(INFORMATION Opens)

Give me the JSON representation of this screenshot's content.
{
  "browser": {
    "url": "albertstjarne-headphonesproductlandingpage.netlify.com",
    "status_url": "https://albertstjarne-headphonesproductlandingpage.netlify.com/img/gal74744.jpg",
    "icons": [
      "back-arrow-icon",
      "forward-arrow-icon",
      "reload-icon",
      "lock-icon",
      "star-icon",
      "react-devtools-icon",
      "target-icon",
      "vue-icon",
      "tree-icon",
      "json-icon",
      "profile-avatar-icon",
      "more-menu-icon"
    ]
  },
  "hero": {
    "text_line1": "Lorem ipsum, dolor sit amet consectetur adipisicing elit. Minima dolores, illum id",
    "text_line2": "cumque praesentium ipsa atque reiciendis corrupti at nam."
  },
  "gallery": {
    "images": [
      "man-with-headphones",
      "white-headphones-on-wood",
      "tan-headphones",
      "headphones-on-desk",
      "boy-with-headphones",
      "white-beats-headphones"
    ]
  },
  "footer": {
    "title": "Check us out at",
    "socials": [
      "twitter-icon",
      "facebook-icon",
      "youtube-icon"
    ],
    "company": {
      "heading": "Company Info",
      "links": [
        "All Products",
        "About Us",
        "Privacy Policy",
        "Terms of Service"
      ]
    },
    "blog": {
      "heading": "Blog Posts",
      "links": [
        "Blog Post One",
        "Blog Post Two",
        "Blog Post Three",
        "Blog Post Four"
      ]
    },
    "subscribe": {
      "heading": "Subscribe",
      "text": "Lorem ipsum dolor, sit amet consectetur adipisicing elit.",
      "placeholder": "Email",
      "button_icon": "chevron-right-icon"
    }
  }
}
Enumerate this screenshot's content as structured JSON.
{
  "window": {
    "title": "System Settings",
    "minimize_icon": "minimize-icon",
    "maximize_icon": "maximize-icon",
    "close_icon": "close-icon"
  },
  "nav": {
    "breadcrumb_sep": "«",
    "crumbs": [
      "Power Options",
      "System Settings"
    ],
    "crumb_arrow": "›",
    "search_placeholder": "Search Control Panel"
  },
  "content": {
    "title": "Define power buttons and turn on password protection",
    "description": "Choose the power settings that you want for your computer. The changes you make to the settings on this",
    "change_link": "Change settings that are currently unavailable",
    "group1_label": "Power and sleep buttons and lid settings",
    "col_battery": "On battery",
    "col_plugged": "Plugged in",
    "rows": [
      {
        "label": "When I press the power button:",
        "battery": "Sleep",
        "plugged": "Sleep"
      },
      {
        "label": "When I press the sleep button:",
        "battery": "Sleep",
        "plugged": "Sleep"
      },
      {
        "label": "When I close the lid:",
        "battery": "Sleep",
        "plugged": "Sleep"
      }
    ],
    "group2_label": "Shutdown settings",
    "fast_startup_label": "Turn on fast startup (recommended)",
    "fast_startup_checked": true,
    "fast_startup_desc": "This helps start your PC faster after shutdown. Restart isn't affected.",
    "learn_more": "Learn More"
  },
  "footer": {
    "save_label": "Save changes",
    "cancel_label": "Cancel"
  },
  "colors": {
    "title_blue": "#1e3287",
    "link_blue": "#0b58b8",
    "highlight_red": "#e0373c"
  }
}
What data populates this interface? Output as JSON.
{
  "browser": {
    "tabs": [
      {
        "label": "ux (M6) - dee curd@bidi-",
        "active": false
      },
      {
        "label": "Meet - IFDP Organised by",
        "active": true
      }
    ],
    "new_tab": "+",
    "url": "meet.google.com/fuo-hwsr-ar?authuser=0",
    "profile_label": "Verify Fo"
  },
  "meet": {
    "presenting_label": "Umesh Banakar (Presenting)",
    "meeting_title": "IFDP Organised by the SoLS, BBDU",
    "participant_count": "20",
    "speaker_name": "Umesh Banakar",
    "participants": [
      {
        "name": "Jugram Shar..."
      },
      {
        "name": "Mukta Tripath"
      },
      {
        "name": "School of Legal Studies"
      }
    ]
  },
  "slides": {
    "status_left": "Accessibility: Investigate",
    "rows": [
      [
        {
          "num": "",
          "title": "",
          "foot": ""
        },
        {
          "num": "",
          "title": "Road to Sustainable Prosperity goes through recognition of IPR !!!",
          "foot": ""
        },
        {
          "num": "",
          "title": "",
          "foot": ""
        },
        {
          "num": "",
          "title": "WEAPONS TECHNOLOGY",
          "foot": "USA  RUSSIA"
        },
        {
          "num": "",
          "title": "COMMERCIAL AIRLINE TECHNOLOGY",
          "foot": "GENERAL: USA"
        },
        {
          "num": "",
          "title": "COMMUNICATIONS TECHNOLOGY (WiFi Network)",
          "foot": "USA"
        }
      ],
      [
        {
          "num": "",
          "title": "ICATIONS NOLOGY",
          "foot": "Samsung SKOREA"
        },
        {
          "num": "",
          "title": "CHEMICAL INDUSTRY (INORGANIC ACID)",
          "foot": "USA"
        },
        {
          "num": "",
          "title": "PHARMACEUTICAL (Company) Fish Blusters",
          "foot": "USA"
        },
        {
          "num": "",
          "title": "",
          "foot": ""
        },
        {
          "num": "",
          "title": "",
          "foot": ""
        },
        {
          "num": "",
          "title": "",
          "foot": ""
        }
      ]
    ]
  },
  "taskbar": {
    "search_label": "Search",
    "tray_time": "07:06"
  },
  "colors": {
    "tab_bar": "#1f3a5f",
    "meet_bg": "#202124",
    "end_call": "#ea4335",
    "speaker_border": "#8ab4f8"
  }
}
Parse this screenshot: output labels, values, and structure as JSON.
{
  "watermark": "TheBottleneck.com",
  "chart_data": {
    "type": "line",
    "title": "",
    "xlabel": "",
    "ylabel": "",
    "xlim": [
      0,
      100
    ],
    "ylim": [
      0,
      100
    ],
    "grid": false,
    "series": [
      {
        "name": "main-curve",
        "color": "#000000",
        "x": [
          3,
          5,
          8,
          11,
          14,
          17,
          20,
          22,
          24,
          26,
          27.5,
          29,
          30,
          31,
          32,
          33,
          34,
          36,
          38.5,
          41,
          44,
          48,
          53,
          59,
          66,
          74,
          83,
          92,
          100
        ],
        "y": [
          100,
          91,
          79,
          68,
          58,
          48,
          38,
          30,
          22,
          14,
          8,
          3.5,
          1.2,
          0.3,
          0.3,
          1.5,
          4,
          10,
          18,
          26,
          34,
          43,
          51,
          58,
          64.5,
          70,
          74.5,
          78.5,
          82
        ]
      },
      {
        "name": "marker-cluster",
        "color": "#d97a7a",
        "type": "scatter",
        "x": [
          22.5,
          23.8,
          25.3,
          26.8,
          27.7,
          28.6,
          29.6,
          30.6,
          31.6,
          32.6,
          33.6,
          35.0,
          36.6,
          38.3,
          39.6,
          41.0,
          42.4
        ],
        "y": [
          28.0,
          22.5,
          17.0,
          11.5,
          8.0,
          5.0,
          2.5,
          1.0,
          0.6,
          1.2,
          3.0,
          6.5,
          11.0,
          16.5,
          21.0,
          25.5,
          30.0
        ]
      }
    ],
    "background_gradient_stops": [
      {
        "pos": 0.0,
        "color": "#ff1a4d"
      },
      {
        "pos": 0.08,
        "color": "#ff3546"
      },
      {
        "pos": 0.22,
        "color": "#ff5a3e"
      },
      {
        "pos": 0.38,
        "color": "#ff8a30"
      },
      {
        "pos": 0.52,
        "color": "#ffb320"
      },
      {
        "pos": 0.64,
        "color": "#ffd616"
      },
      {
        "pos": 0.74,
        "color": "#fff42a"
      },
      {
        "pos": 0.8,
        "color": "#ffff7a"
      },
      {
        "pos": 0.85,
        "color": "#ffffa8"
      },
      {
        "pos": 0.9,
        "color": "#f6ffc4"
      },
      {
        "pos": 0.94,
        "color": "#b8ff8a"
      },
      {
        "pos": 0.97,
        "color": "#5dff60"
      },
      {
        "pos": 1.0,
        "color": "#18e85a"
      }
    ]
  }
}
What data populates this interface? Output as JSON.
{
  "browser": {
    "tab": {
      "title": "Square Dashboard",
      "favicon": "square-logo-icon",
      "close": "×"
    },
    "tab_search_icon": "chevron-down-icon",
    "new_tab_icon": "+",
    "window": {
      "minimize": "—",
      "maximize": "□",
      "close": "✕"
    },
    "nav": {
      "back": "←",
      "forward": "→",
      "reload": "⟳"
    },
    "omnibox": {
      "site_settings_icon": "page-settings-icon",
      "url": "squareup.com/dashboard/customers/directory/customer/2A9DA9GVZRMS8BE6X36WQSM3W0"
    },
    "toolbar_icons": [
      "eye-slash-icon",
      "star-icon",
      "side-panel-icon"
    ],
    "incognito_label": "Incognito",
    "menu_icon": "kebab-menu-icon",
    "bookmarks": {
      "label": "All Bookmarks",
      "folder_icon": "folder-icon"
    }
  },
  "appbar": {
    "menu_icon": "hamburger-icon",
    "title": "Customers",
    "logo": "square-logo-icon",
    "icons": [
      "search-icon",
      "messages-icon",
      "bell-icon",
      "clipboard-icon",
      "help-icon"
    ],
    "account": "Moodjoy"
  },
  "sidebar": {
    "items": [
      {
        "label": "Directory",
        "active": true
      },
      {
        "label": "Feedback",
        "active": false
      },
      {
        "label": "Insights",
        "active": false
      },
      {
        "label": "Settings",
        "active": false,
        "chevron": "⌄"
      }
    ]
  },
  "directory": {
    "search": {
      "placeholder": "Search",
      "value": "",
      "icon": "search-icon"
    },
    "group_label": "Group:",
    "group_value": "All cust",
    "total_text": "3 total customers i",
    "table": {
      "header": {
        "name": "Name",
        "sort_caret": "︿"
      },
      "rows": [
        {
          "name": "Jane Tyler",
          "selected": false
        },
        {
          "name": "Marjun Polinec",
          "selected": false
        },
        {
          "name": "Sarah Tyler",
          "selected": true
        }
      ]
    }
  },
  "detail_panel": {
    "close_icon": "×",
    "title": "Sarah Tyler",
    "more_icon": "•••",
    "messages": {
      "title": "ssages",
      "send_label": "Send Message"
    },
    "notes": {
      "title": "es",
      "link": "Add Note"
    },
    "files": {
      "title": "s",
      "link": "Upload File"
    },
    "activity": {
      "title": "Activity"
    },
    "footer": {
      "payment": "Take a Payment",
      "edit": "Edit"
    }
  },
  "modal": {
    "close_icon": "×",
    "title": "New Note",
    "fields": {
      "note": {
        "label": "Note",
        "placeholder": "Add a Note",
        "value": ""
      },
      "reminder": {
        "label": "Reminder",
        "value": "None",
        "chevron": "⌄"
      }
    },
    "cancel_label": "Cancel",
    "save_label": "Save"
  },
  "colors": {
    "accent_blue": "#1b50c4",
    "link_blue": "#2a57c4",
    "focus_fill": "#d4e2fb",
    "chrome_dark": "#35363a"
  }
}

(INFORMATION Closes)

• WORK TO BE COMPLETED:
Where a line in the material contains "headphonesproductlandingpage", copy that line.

• OUTPUT:
    "url": "albertstjarne-headphonesproductlandingpage.netlify.com",
    "status_url": "https://albertstjarne-headphonesproductlandingpage.netlify.com/img/gal74744.jpg",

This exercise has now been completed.